Saved entries:
>>>

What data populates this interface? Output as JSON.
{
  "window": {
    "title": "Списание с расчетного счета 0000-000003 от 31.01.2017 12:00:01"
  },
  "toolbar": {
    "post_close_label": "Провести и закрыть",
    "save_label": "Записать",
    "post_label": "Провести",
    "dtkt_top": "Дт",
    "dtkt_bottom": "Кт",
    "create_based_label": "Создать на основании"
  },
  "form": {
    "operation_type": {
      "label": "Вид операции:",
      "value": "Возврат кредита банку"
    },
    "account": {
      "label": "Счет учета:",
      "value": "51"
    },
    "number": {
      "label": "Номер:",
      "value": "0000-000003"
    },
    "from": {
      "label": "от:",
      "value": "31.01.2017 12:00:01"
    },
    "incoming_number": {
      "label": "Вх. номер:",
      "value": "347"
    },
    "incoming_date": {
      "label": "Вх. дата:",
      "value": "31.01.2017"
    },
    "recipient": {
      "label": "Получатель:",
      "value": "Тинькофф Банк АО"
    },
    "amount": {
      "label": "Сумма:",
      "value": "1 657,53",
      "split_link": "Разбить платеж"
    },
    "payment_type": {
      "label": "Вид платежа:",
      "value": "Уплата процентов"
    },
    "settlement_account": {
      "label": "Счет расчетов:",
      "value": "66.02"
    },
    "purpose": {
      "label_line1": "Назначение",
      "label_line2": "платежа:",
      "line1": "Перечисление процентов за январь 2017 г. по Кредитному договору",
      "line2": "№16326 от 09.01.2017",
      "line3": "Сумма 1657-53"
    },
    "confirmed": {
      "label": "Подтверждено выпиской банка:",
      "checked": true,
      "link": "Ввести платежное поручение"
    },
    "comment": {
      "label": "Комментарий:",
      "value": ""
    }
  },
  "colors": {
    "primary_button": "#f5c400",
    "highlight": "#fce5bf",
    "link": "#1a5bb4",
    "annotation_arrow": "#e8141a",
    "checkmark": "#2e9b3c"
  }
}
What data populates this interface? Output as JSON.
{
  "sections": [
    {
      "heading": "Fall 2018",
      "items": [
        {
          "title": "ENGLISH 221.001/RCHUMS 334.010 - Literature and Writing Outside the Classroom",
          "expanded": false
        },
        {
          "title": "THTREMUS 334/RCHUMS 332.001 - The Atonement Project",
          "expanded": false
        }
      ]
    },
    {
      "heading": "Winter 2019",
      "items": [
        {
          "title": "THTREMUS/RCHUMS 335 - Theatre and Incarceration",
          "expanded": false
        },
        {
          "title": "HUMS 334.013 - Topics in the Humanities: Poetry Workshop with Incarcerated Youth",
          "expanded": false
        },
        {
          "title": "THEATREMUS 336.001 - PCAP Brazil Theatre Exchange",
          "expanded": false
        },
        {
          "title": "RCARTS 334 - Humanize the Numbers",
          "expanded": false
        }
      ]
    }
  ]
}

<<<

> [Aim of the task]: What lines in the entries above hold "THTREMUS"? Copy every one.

> [Answer space]:
          "title": "THTREMUS 334/RCHUMS 332.001 - The Atonement Project",
          "title": "THTREMUS/RCHUMS 335 - Theatre and Incarceration",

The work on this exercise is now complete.